THE DATA START

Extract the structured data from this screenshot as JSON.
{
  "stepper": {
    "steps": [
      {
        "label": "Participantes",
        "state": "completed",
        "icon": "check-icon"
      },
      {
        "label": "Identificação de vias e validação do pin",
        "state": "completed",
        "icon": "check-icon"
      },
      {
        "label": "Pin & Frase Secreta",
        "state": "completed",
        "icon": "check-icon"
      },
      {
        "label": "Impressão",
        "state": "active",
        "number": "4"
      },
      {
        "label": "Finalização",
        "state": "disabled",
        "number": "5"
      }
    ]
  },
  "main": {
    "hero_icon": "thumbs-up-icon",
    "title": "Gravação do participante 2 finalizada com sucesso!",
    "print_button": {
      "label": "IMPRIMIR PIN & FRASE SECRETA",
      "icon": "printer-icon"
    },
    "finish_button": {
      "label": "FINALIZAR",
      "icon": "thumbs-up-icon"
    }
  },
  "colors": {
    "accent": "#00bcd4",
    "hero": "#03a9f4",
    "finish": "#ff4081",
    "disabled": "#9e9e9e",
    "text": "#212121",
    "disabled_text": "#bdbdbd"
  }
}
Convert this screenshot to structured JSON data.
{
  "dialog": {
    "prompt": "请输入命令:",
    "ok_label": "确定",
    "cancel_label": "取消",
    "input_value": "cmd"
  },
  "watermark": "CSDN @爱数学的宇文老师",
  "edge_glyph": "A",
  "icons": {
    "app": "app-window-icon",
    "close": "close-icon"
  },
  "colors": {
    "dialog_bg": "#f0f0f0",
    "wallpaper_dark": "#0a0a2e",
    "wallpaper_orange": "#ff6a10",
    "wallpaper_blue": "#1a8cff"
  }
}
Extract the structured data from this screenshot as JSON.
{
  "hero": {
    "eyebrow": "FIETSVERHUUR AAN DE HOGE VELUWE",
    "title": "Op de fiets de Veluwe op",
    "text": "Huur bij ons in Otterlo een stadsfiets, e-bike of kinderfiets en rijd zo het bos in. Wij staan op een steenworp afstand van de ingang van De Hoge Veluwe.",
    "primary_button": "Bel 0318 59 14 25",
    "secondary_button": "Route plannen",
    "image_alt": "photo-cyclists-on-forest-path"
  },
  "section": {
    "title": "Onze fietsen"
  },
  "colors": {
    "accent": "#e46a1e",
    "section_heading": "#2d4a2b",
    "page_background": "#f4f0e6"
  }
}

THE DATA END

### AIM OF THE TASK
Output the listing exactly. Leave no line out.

### RESULT FOR THIS EXERCISE
Extract the structured data from this screenshot as JSON.
{
  "stepper": {
    "steps": [
      {
        "label": "Participantes",
        "state": "completed",
        "icon": "check-icon"
      },
      {
        "label": "Identificação de vias e validação do pin",
        "state": "completed",
        "icon": "check-icon"
      },
      {
        "label": "Pin & Frase Secreta",
        "state": "completed",
        "icon": "check-icon"
      },
      {
        "label": "Impressão",
        "state": "active",
        "number": "4"
      },
      {
        "label": "Finalização",
        "state": "disabled",
        "number": "5"
      }
    ]
  },
  "main": {
    "hero_icon": "thumbs-up-icon",
    "title": "Gravação do participante 2 finalizada com sucesso!",
    "print_button": {
      "label": "IMPRIMIR PIN & FRASE SECRETA",
      "icon": "printer-icon"
    },
    "finish_button": {
      "label": "FINALIZAR",
      "icon": "thumbs-up-icon"
    }
  },
  "colors": {
    "accent": "#00bcd4",
    "hero": "#03a9f4",
    "finish": "#ff4081",
    "disabled": "#9e9e9e",
    "text": "#212121",
    "disabled_text": "#bdbdbd"
  }
}
Convert this screenshot to structured JSON data.
{
  "dialog": {
    "prompt": "请输入命令:",
    "ok_label": "确定",
    "cancel_label": "取消",
    "input_value": "cmd"
  },
  "watermark": "CSDN @爱数学的宇文老师",
  "edge_glyph": "A",
  "icons": {
    "app": "app-window-icon",
    "close": "close-icon"
  },
  "colors": {
    "dialog_bg": "#f0f0f0",
    "wallpaper_dark": "#0a0a2e",
    "wallpaper_orange": "#ff6a10",
    "wallpaper_blue": "#1a8cff"
  }
}
Extract the structured data from this screenshot as JSON.
{
  "hero": {
    "eyebrow": "FIETSVERHUUR AAN DE HOGE VELUWE",
    "title": "Op de fiets de Veluwe op",
    "text": "Huur bij ons in Otterlo een stadsfiets, e-bike of kinderfiets en rijd zo het bos in. Wij staan op een steenworp afstand van de ingang van De Hoge Veluwe.",
    "primary_button": "Bel 0318 59 14 25",
    "secondary_button": "Route plannen",
    "image_alt": "photo-cyclists-on-forest-path"
  },
  "section": {
    "title": "Onze fietsen"
  },
  "colors": {
    "accent": "#e46a1e",
    "section_heading": "#2d4a2b",
    "page_background": "#f4f0e6"
  }
}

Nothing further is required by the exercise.